The military depends on these systems for communications as well as for transporting and supplying troops. Failures in any of them could affect current operations in Bosnia and Kosovo, as well as other operations supported by the European Command.
Additionally, Hynes said, DoD has to be concerned about service members and their families and DoD civilians who live off base.
"We can take care of the people inside the fence with back- up generators if power fails," she said. "But what about the others? Those are our people too, and they need to get to work, they need heat, they need medical care. That's why it's critical we're able to collect the information necessary to plan for any needed contingencies."
Y2K issues among NATO countries are further complicated by the fact that power grids cross national boundaries. Germany, for example, gets 30 percent of its natural gas from Russia. "So if we don't know for certain that Russia's systems are Y2K compliant, it's hard for us to determine whether Germany is going to receive its needed supply," she said.
Although the finance industry is graded by some experts as the one most ready for Y2K, Hynes said even it is being looked at with great scrutiny in Europe.

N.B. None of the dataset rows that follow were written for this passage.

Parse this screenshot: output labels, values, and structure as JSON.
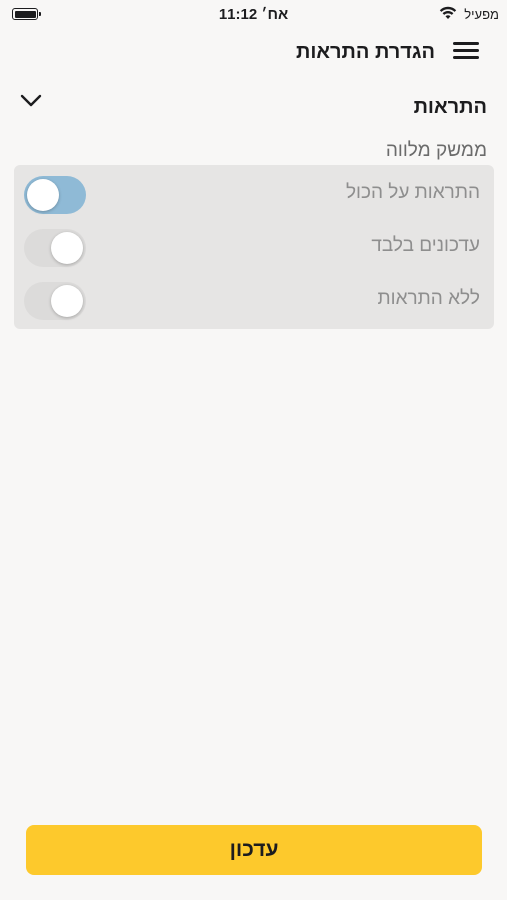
{
  "status_bar": {
    "time": "11:12 אח׳",
    "carrier": "מפעיל"
  },
  "header": {
    "title": "הגדרת התראות"
  },
  "section": {
    "title": "התראות",
    "subtitle": "ממשק מלווה"
  },
  "options": [
    {
      "label": "התראות על הכול",
      "enabled": true
    },
    {
      "label": "עדכונים בלבד",
      "enabled": false
    },
    {
      "label": "ללא התראות",
      "enabled": false
    }
  ],
  "update_button": {
    "label": "עדכון"
  },
  "colors": {
    "background": "#f8f7f6",
    "card": "#e6e5e4",
    "toggle_on": "#8fbad6",
    "toggle_off": "#dcdbda",
    "accent": "#fdc92c"
  }
}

"Someone made a joke at a NATO Y2K update about pay and finance, saying you're not going to stop a war because of a pay problem. Quite frankly, yes, you can," Hynes related. "If you look at SFOR and KFOR, everything that can be contracted out has been. The contractors aren't going to supply you for free. So yes, the money has to show up."
Throughout the rest of this year, the NATO Y2K effort will be on obtaining accurate, up-to-date information about the Y2K status of the individual NATO member nations. As Hynes quickly pointed out, if Y2K efforts are not already well under way, it's getting too late to start testing systems and then fixing or replacing them.
"We're not looking for guarantees that things will work," she said. "We're looking for the best information available so we can plan accordingly." And Hynes is confident the processes now in place throughout NATO and SHAPE will provide the information needed for U.S. forces to carry out all missions and contingency plans.
Whether NATO will be ready for Y2K is really a three-part question, Hynes said. Part 1 is, "Will the United States be able to execute its part of the NATO mission?" "The answer to that is an unequivocal yes," she said.
The second part is, "Will the remaining 18 member nations be able to play their parts in supporting the NATO mission?" Hynes is less firm here, but she is optimistic most major repairs and contingency plans will be in place before the end of the year.
The third part is, "Can SHAPE continue to execute its missions in Bosnia, the Balkans and elsewhere?" "My answer is yes," Hynes said. "SHAPE will be able to do that because its Y2K program management office is working hard not only to get the best information available, but to develop contingency plans to handle any Y2K problems that might arise. They've taken charge and are moving forward."